If you love movies, you’ll love Scorsese’s ‘Hugo’ — a gift of dreams at 24 frames a second
By Eleanor Ringel Cater
According to Jean-Luc Godard, “The cinema is truth 24 frames per second.”
According to Martin Scorsese and his wondrous new film “Hugo,” the cinema is dreams 24 frames per second.
Not, perhaps, what you’d expect from the man famous for such down-and-dirty pictures as “Taxi Driver,” “Mean Streets” and “Goodfellas.”
But it is absolutely true of “Hugo,” Scorsese’s astonishing valentine to cinema that’s also the best Film 101 you could ever imagine (or dream of…?)

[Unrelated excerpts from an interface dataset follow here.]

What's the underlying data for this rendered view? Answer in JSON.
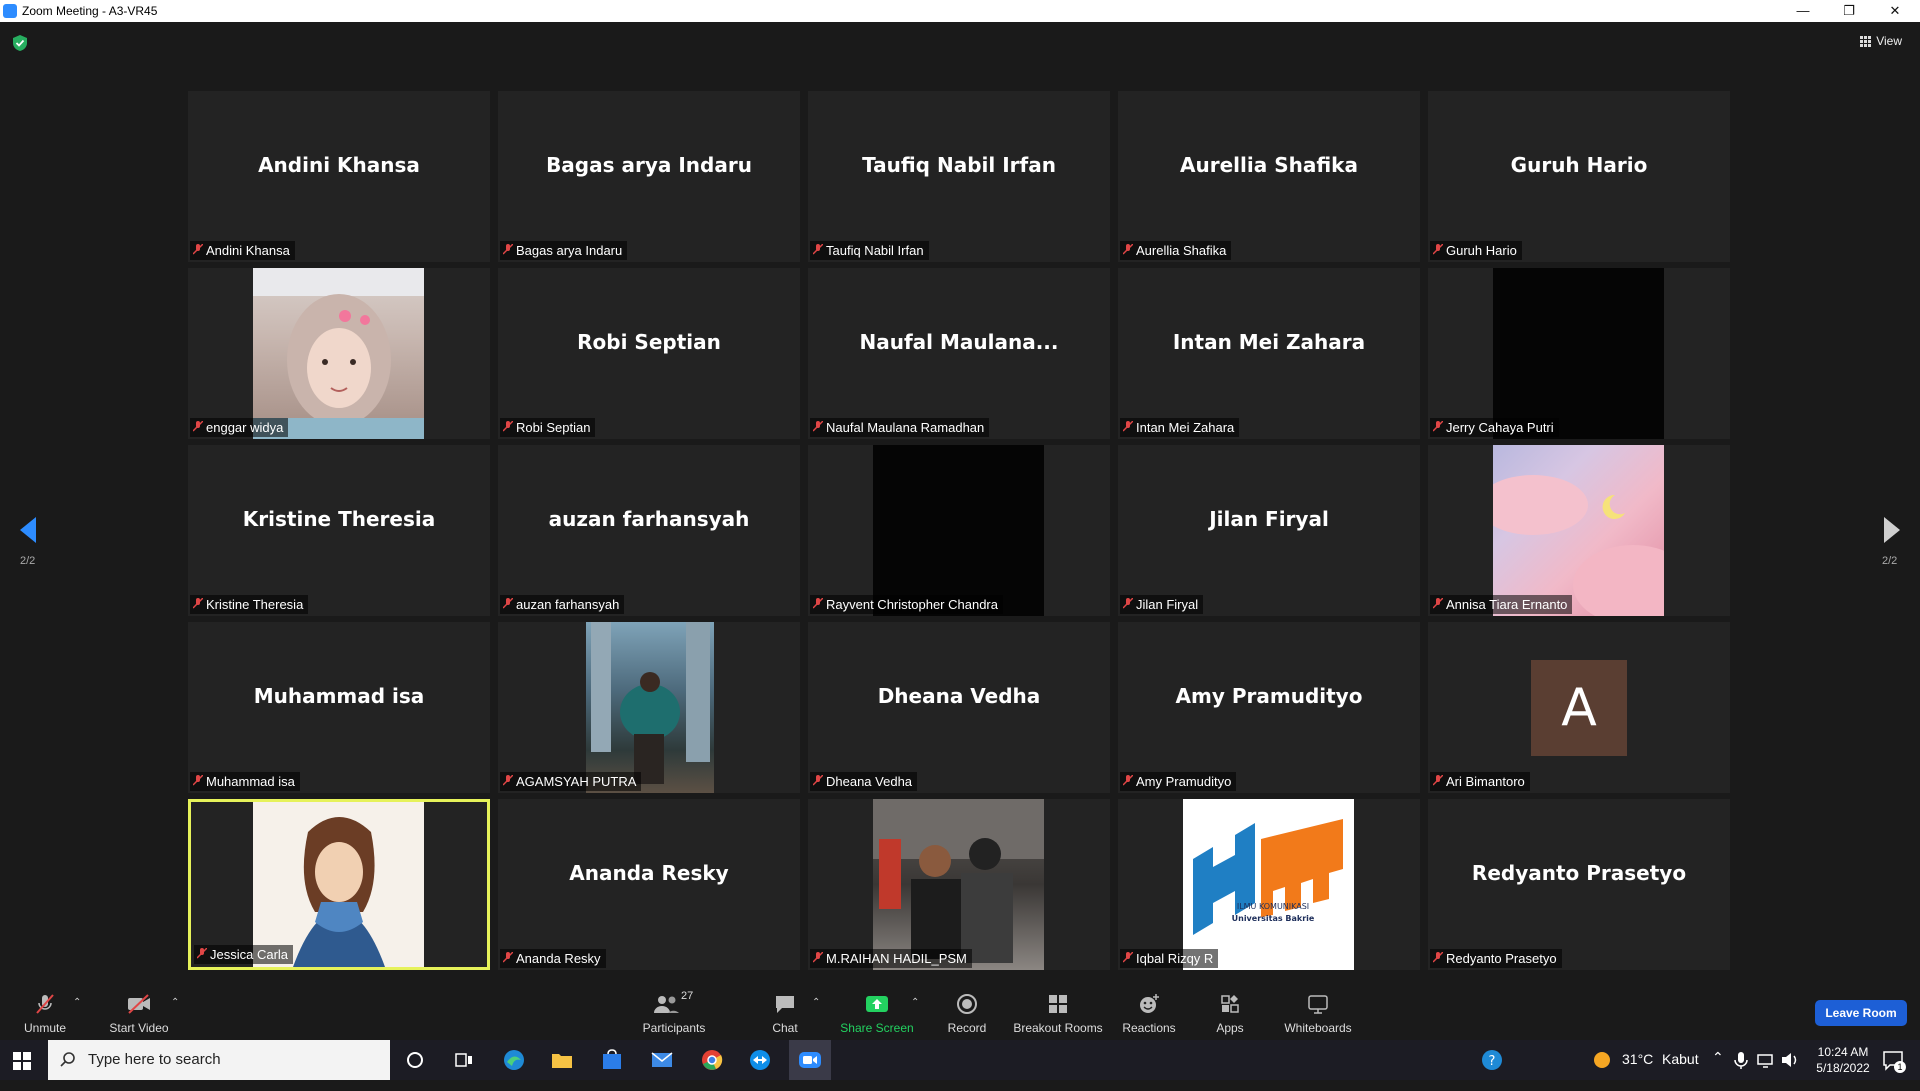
{
  "window": {
    "title": "Zoom Meeting - A3-VR45",
    "minimize_icon": "minimize-icon",
    "restore_icon": "restore-icon",
    "close_icon": "close-icon"
  },
  "topbar": {
    "view_label": "View",
    "security_icon": "shield-check-icon",
    "security_color": "#27ae60"
  },
  "pagination": {
    "left": "2/2",
    "right": "2/2",
    "active_arrow_color": "#2d8cff"
  },
  "tiles": [
    {
      "display_name": "Andini Khansa",
      "label": "Andini Khansa",
      "video": "none"
    },
    {
      "display_name": "Bagas arya Indaru",
      "label": "Bagas arya Indaru",
      "video": "none"
    },
    {
      "display_name": "Taufiq Nabil Irfan",
      "label": "Taufiq Nabil Irfan",
      "video": "none"
    },
    {
      "display_name": "Aurellia Shafika",
      "label": "Aurellia Shafika",
      "video": "none"
    },
    {
      "display_name": "Guruh Hario",
      "label": "Guruh Hario",
      "video": "none"
    },
    {
      "display_name": "",
      "label": "enggar widya",
      "video": "photo"
    },
    {
      "display_name": "Robi Septian",
      "label": "Robi Septian",
      "video": "none"
    },
    {
      "display_name": "Naufal  Maulana...",
      "label": "Naufal Maulana Ramadhan",
      "video": "none"
    },
    {
      "display_name": "Intan Mei Zahara",
      "label": "Intan Mei Zahara",
      "video": "none"
    },
    {
      "display_name": "",
      "label": "Jerry Cahaya Putri",
      "video": "dark"
    },
    {
      "display_name": "Kristine Theresia",
      "label": "Kristine Theresia",
      "video": "none"
    },
    {
      "display_name": "auzan farhansyah",
      "label": "auzan farhansyah",
      "video": "none"
    },
    {
      "display_name": "",
      "label": "Rayvent Christopher Chandra",
      "video": "dark"
    },
    {
      "display_name": "Jilan Firyal",
      "label": "Jilan Firyal",
      "video": "none"
    },
    {
      "display_name": "",
      "label": "Annisa Tiara Ernanto",
      "video": "photo"
    },
    {
      "display_name": "Muhammad isa",
      "label": "Muhammad isa",
      "video": "none"
    },
    {
      "display_name": "",
      "label": "AGAMSYAH PUTRA",
      "video": "photo"
    },
    {
      "display_name": "Dheana Vedha",
      "label": "Dheana Vedha",
      "video": "none"
    },
    {
      "display_name": "Amy Pramudityo",
      "label": "Amy Pramudityo",
      "video": "none"
    },
    {
      "display_name": "",
      "label": "Ari Bimantoro",
      "video": "avatar",
      "avatar_letter": "A"
    },
    {
      "display_name": "",
      "label": "Jessica Carla",
      "video": "photo",
      "active_speaker": true
    },
    {
      "display_name": "Ananda Resky",
      "label": "Ananda Resky",
      "video": "none"
    },
    {
      "display_name": "",
      "label": "M.RAIHAN HADIL_PSM",
      "video": "photo"
    },
    {
      "display_name": "",
      "label": "Iqbal Rizqy R",
      "video": "photo",
      "logo_text_1": "ILMU KOMUNIKASI",
      "logo_text_2": "Universitas Bakrie"
    },
    {
      "display_name": "Redyanto Prasetyo",
      "label": "Redyanto Prasetyo",
      "video": "none"
    }
  ],
  "toolbar": {
    "unmute": "Unmute",
    "start_video": "Start Video",
    "participants": "Participants",
    "participants_count": "27",
    "chat": "Chat",
    "share_screen": "Share Screen",
    "record": "Record",
    "breakout_rooms": "Breakout Rooms",
    "reactions": "Reactions",
    "apps": "Apps",
    "whiteboards": "Whiteboards",
    "leave_room": "Leave Room",
    "share_color": "#23d160",
    "leave_color": "#1d5fd6"
  },
  "taskbar": {
    "search_placeholder": "Type here to search",
    "weather_temp": "31°C",
    "weather_desc": "Kabut",
    "time": "10:24 AM",
    "date": "5/18/2022",
    "notification_count": "1"
  }
}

From its opening moments, in which young Hugo (Asa Butterfield) peers out from his perch in a clockwork tower overlooking a Parisian train station circa 1930, Scorsese’s picture gives us one enchantment after another. He begins with ‘30s Paris itself — the City of Lights crowned by the Eiffel Tower, with 3-D snowflakes falling, as an old steam engine rattles over a trestle.
We move inside to see what Hugo — an orphan, we learn — sees. Over here, an older gentleman (Richard Griffiths) tries to court a lady (Frances de la Tour), only to be rebuffed by her snarling long-haired dachshund.
Over there, a pretty girl (Emily Mortimer) wheels her flower cart while the station’s resident gendarme (Sacha Baron Cohen… yes, Borat himself), steals a moment from his endless vigil to sneak a heart-struck glance her way.
In a store inside the station run by Monsieur Labisse (Christopher Lee), old books beckon, promising the adventures or Robin Hood or the sci-fi fantasies of Jules Verne. Nearby is the toy shop presided over by Papa Georges (Ben Kingsley) and his niece, Isabelle (Chloe Grace Moretz), who’s just a little bit older than Hugo and just the littlest bit taller.
Hugo lives behind the station’s giant clock, watching the people below as their stories unfold (much as Quasimodo hid among his bells in “The Hunchback of Notre Dame” or Jimmy Stewart behind his binoculars in “Rear Window.”)
The only thing his recently deceased father (Jude Law) left him is an automaton (slightly reminiscent of Maria in “Metropolis…ok, that’s all the movie references for now; find the rest yourself). But it doesn’t work.
Hugo is certain the robot-like figure contains his Dad’s last message. So, to fix it, he’s been pilfering little bits of stuff from Papa Georges.
Who catches him.
And who isn’t just Papa Georges.
Nor, for that matter, is the gendarme, just a gendarme, as the brace on his leg, a memento from World War I, attests.
But back to Papa Georges and Isabelle. And Hugo, who isn’t the only one with a secret.
Papa Georges is none other than Georges Melies, one of cinema’s most revered (but largely forgotten) pioneers. He ranks up there with the Lumiere brothers, though they favored realism. Their first film, a train arriving at a station, reportedly sent audiences running for their lives, and Scorsese, cunningly repeats the effect in “Hugo.”
But Melies, a former stage magician, favored the more fanciful opportunities offered by this new medium. Thus, his most famous film: “A Trip to the Moon” (1902), in which a rocket from Earth hits the Man in the Moon right in the eye, like a firework hitting a meringue pie.
It’s about this point — as the two children try to solve both secrets — that “Hugo” goes through the Looking Glass, taking them (and us) on a glorious journey through cinema.
Here’s Harold Lloyd, hanging from his immense “Safety First” clock. (hmmm…). And Charlie Chaplin and Buster Keaton and Louise Brooks and Douglas Fairbanks, Jr. and…well, it goes on, but only through the early ‘30s. That leaves Scorsese time to pay full homage to Melies and his menagerie of mermaids, lobsters and adventurers.
I can’t imagine loving movies and not loving “Hugo” — though the title is unfortunate and the studio has had absolutely no idea how to sell the picture.
I made myself go…almost dragged myself there…and virtually danced out of the theatre.
Just as Peter Jackson took technology and used it in service of his story and characters in “The Lord of the Rings” trilogy, so Scorsese has embraced 3-D, creating a film that is served, rather than dominated, by what has passed as a sad gimmick in too many recent movies to name.
“”It was like seeing dreams in the middle of the day,” Isabelle tells Hugo after he’s taken her to her first movie.
Or, as she also says to him, “Thank you for the movie. It was a gift.”
Thank you for the movie, Mr. Scorsese. It was a gift.